Most family photo albums are a form of propaganda…
Propoganda might be a little severe. I come from a family that never took a lot of photos, and of course it was all film, growing up, so the camera didn’t come out too often. The family shoebox is not full of picture perfect shots of smiling and well balanced family portraits, far from it.
Reading Parr’s article, made me think of the shot above. I still remember it – the perfect wrongly timed moment, just before, or after – but not when – when the family was posed. Even the bicycle-horse seems taken off its guard. I love it (though I recall, in the photo, being peeved that the shoot was proceeding without my presence – that’s me bursting into the scene from the background).
Now I’m told there exists “smile” software – which recognizes the pixels of frowns and corrects them (!) But I suppose with the ease of the digital age it’s also possible to go too far the other way – I can imagine future photo albums of nothing but fragmented body parts, domestic life documented ad nauseam, junior runs amok with his 20 megapixel camera-phone, bent on exposing the seedy underside of all things family – or in its absence, embellishing images with other software – now there’s an idea… click here to insert gaping yawn, cut + paste bawling infant, etc. tagging it all and exposing it to the world and clicking on “share…”.
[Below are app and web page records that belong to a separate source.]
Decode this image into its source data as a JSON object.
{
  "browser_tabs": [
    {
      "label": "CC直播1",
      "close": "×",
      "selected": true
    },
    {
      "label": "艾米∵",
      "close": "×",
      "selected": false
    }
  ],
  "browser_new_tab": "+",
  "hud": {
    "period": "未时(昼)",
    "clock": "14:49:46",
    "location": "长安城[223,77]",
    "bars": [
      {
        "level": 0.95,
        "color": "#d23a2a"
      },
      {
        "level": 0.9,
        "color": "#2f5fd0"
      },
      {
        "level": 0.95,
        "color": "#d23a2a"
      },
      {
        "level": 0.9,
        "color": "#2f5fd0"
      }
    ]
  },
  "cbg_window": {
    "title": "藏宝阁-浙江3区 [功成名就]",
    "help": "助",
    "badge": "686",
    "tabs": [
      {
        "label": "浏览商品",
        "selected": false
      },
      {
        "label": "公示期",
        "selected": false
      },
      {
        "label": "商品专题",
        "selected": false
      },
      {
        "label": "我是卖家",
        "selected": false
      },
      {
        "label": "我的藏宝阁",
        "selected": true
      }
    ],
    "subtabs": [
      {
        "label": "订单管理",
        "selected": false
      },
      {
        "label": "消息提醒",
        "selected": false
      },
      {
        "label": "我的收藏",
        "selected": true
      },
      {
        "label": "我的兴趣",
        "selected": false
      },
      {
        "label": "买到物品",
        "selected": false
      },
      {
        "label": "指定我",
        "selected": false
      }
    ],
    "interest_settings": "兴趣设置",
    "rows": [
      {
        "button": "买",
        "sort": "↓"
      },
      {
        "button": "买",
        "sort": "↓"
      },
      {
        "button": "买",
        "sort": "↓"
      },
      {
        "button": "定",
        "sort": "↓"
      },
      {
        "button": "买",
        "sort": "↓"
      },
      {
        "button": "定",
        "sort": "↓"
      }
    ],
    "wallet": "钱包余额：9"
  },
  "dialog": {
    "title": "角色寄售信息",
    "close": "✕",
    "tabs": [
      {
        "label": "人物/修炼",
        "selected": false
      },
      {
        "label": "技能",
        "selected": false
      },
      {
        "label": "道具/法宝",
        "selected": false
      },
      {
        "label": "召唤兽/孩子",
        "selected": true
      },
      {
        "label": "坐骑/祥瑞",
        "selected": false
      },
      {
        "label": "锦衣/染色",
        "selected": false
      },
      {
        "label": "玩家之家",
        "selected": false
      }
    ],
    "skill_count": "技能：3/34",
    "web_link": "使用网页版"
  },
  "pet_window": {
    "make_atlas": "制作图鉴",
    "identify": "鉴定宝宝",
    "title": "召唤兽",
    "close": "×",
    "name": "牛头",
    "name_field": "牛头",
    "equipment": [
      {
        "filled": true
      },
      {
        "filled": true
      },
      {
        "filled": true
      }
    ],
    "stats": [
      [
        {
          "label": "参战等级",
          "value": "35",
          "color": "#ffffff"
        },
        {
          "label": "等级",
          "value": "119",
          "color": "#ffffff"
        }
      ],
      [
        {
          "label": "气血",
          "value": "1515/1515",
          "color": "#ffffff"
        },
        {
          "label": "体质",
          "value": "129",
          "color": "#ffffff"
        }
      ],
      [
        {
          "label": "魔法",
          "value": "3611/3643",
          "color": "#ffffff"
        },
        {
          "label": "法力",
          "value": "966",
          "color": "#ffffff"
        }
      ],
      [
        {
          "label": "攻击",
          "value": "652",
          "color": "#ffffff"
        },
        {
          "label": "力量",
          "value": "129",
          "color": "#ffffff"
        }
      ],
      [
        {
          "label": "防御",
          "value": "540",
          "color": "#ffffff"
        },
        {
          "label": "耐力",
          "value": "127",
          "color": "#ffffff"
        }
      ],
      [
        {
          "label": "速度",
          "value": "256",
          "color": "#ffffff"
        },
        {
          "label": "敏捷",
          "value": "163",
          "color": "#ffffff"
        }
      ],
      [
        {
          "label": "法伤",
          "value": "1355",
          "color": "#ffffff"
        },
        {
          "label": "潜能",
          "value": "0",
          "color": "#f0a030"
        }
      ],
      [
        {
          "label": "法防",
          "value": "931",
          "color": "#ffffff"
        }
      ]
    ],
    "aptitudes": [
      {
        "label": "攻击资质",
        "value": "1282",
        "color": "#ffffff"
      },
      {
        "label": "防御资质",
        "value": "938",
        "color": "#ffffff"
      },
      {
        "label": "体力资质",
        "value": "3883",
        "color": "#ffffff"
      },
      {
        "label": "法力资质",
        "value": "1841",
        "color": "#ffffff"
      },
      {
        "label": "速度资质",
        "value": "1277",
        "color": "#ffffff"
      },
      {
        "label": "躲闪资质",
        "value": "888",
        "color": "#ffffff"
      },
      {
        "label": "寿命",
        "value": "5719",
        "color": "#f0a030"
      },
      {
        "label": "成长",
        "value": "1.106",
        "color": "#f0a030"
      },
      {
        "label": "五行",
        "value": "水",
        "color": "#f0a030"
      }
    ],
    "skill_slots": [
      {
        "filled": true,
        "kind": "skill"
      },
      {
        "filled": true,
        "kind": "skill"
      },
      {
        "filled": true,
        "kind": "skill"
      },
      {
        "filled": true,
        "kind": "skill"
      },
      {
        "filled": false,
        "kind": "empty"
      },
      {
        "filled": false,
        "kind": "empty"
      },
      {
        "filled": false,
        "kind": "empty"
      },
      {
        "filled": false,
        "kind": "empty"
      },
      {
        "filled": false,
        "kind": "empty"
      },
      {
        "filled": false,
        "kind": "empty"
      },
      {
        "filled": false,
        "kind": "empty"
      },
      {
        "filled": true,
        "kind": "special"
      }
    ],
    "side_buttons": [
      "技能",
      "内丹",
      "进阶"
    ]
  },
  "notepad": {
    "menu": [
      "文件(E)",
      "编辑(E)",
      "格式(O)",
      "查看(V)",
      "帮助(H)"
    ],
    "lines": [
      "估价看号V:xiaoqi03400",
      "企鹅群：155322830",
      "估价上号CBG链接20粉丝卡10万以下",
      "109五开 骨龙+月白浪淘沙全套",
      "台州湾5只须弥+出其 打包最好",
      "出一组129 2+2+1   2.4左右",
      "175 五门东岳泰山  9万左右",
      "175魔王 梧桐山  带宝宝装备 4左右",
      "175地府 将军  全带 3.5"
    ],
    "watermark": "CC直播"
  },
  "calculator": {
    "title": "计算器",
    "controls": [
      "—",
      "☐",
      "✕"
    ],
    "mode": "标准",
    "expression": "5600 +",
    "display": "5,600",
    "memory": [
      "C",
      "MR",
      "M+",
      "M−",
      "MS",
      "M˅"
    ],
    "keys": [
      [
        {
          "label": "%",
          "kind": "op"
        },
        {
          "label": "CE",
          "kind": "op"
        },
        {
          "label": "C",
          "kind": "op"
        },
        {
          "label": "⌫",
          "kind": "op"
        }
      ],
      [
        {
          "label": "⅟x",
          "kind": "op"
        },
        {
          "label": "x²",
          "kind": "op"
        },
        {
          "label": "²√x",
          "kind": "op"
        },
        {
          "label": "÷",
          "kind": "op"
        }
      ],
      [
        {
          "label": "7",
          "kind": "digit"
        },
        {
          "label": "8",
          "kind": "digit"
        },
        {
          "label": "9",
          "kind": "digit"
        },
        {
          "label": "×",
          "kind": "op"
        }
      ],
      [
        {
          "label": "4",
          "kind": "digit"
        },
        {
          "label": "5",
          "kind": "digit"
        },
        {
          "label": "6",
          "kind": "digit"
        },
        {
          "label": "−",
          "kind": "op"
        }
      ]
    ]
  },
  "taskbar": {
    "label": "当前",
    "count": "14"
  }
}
In the end, what’s wrong with a little propaganda? I mean, we all maintain small pretexts of various sorts in our daily lives. That’s part of who we are. The politics of representation have never been clean, anyway. At the very least, it keeps our observation skills sharp, makes us question what the real story was there.